14h 14m 50.85s +10° 06' 02.2" P.A. 111.00 sep 0.8 mag 5.44,8.43 Sp K1III dist. 81.23 pc (264.97 l.y.)
BU 612 AB: 508; 1067x: Lightest orange, notched elongation to snowman at best moments. Burnham discovered in 1878 with the Dearborn 18.5-inch, and in 1899 wrote: "It was very soon apparent from the measures that this was a binary system in rapid motion. In the twenty years covered by the measures, the companion has passed over an arc of 175-degrees. Glasenapp…has computed an orbit from which he finds a period of 30.00 years....This represents the observations as well as could be desired, but evidently the arc was too short for any very accurate determination, and even now widely differing apparent orbits will satisfy the observed positions equally. It is probably that the measures of the next ten years will furnish sufficient data for an orbit which shall substantially correct." In the period since, there have been many measures, and a grade 1 Definitive orbit is established. WDS lists it as physical with a 22.46-year period, currently at 0.1 but will widen to 0.3" by 2030 -- I can hope for a clean split by then.
13h 39m 34.68s +10° 44' 46.7" P.A. 49.20 sep 0.1 mag 6.35,6.47 Sp F1V dist. 59.99 pc (195.69 l.y.)
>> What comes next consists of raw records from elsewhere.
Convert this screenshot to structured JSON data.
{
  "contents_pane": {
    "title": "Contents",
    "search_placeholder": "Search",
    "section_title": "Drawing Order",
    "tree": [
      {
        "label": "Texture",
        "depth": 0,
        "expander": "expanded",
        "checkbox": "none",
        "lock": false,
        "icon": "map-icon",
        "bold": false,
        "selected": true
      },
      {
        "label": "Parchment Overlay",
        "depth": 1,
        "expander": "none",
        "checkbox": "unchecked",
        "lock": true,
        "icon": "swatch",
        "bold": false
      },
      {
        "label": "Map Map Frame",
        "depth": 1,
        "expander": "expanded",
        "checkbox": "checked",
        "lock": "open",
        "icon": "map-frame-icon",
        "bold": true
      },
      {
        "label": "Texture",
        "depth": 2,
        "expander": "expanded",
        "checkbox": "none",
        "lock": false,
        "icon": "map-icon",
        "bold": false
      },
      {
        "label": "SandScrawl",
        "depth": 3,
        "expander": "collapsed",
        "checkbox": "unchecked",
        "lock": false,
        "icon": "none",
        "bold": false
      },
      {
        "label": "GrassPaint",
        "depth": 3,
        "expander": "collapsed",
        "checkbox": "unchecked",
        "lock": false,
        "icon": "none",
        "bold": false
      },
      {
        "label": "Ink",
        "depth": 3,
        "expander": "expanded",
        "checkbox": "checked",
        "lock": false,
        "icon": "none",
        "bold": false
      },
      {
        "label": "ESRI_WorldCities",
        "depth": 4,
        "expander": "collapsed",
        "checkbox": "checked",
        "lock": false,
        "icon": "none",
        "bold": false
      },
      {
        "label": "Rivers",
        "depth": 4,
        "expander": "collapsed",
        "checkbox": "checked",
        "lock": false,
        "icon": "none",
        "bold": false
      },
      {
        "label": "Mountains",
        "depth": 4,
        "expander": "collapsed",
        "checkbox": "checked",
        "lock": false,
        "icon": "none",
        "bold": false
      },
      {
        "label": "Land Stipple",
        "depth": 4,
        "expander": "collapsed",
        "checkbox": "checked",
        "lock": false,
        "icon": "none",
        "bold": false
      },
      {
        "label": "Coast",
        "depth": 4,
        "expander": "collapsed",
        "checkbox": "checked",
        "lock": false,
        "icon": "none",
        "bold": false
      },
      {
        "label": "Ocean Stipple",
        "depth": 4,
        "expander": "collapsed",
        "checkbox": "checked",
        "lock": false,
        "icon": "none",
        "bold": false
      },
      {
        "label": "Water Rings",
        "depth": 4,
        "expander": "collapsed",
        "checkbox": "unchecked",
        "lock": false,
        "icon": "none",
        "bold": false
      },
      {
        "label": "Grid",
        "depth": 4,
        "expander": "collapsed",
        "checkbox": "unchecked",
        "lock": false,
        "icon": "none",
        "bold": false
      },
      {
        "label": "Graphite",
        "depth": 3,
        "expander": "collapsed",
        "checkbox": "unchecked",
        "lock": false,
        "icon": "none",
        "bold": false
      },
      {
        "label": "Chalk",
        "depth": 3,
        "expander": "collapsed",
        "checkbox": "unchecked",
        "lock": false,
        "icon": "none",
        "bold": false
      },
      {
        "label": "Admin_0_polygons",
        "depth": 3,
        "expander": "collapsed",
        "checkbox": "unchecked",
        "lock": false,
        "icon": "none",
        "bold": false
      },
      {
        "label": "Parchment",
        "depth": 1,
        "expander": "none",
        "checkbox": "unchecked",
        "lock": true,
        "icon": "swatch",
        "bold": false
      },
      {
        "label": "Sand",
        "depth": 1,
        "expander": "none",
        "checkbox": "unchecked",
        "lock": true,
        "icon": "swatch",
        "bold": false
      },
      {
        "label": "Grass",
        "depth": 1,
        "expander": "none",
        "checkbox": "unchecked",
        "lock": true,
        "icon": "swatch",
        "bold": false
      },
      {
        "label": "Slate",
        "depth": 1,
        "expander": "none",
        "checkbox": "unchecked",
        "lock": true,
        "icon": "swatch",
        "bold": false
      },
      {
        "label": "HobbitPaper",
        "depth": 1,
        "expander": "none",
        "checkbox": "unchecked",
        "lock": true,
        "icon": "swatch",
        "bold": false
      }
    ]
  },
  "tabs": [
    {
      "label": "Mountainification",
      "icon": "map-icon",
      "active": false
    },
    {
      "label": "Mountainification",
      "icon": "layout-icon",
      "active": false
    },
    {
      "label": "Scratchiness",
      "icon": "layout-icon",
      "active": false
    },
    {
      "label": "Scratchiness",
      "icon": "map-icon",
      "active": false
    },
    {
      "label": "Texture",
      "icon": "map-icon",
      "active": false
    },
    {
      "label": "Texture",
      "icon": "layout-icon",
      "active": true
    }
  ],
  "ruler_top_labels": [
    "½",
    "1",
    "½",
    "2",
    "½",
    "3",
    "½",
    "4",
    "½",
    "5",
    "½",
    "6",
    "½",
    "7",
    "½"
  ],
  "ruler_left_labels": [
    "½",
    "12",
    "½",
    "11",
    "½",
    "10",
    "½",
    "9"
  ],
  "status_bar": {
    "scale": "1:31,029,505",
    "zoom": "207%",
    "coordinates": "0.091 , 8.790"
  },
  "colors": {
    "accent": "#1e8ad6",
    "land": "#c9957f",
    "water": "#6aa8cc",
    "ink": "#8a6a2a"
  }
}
13h 32m 51.02s +34° 54' 25.8" P.A. 227.60 sep 0.3 mag 7.27,8.08 Sp A6III dist. 147.93 pc (482.55 l.y.)
HU 644 AB: 508; 533x: Quite perfect star images, light orange stars, nearly 2 delta mag, well separated, PA northwest. Grade 2, physical, 48.776-year period. It has a slightly out of round orbit from our perspective, near it's periastron now and will widen to an easy 1.584" by 2030.
13h 19m 45.58s +47° 46' 41.1" P.A. 287.90 sep 0.3 mag 9.11,9.87 Sp M2V dist. 10.71 pc (34.94 l.y.)
15h 39m 02.60s +25° 44' 47.0" P.A. 150.40 sep 0.24 mag 9.15,9.04 Sp G5 dist. 106.04 pc (345.9 l.y.)
15h 30m 44.95s +38° 09' 48.7" P.A. 189.70 sep 0.257 mag 9.23,9.73 Sp G5 dist. 243.31 pc (793.68 l.y.)